Task to carry out – Reproduce every record precisely, leaving no line out.

===== Records shown

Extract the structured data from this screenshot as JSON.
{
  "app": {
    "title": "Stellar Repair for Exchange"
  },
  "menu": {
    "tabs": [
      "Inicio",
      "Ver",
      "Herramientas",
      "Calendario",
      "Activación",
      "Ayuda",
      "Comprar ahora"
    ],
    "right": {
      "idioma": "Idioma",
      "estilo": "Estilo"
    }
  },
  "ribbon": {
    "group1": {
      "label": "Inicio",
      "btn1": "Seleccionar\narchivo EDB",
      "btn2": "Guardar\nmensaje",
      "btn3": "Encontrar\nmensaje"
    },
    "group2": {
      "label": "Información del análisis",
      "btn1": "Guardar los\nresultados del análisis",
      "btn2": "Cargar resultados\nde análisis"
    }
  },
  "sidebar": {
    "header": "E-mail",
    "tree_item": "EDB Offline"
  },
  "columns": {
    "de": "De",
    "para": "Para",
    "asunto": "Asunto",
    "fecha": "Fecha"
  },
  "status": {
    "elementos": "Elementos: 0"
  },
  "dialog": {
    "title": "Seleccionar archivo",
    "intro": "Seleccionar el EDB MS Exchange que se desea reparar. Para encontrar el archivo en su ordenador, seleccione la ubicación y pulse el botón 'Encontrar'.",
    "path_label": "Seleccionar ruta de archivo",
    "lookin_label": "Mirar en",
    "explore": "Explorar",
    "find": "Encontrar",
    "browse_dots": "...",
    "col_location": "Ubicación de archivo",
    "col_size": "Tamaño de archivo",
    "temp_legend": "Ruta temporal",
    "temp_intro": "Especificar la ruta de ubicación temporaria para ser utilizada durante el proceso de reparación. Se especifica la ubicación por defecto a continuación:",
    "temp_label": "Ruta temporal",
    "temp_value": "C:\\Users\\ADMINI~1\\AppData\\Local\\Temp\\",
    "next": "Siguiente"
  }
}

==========

Solved exercise –
Extract the structured data from this screenshot as JSON.
{
  "app": {
    "title": "Stellar Repair for Exchange"
  },
  "menu": {
    "tabs": [
      "Inicio",
      "Ver",
      "Herramientas",
      "Calendario",
      "Activación",
      "Ayuda",
      "Comprar ahora"
    ],
    "right": {
      "idioma": "Idioma",
      "estilo": "Estilo"
    }
  },
  "ribbon": {
    "group1": {
      "label": "Inicio",
      "btn1": "Seleccionar\narchivo EDB",
      "btn2": "Guardar\nmensaje",
      "btn3": "Encontrar\nmensaje"
    },
    "group2": {
      "label": "Información del análisis",
      "btn1": "Guardar los\nresultados del análisis",
      "btn2": "Cargar resultados\nde análisis"
    }
  },
  "sidebar": {
    "header": "E-mail",
    "tree_item": "EDB Offline"
  },
  "columns": {
    "de": "De",
    "para": "Para",
    "asunto": "Asunto",
    "fecha": "Fecha"
  },
  "status": {
    "elementos": "Elementos: 0"
  },
  "dialog": {
    "title": "Seleccionar archivo",
    "intro": "Seleccionar el EDB MS Exchange que se desea reparar. Para encontrar el archivo en su ordenador, seleccione la ubicación y pulse el botón 'Encontrar'.",
    "path_label": "Seleccionar ruta de archivo",
    "lookin_label": "Mirar en",
    "explore": "Explorar",
    "find": "Encontrar",
    "browse_dots": "...",
    "col_location": "Ubicación de archivo",
    "col_size": "Tamaño de archivo",
    "temp_legend": "Ruta temporal",
    "temp_intro": "Especificar la ruta de ubicación temporaria para ser utilizada durante el proceso de reparación. Se especifica la ubicación por defecto a continuación:",
    "temp_label": "Ruta temporal",
    "temp_value": "C:\\Users\\ADMINI~1\\AppData\\Local\\Temp\\",
    "next": "Siguiente"
  }
}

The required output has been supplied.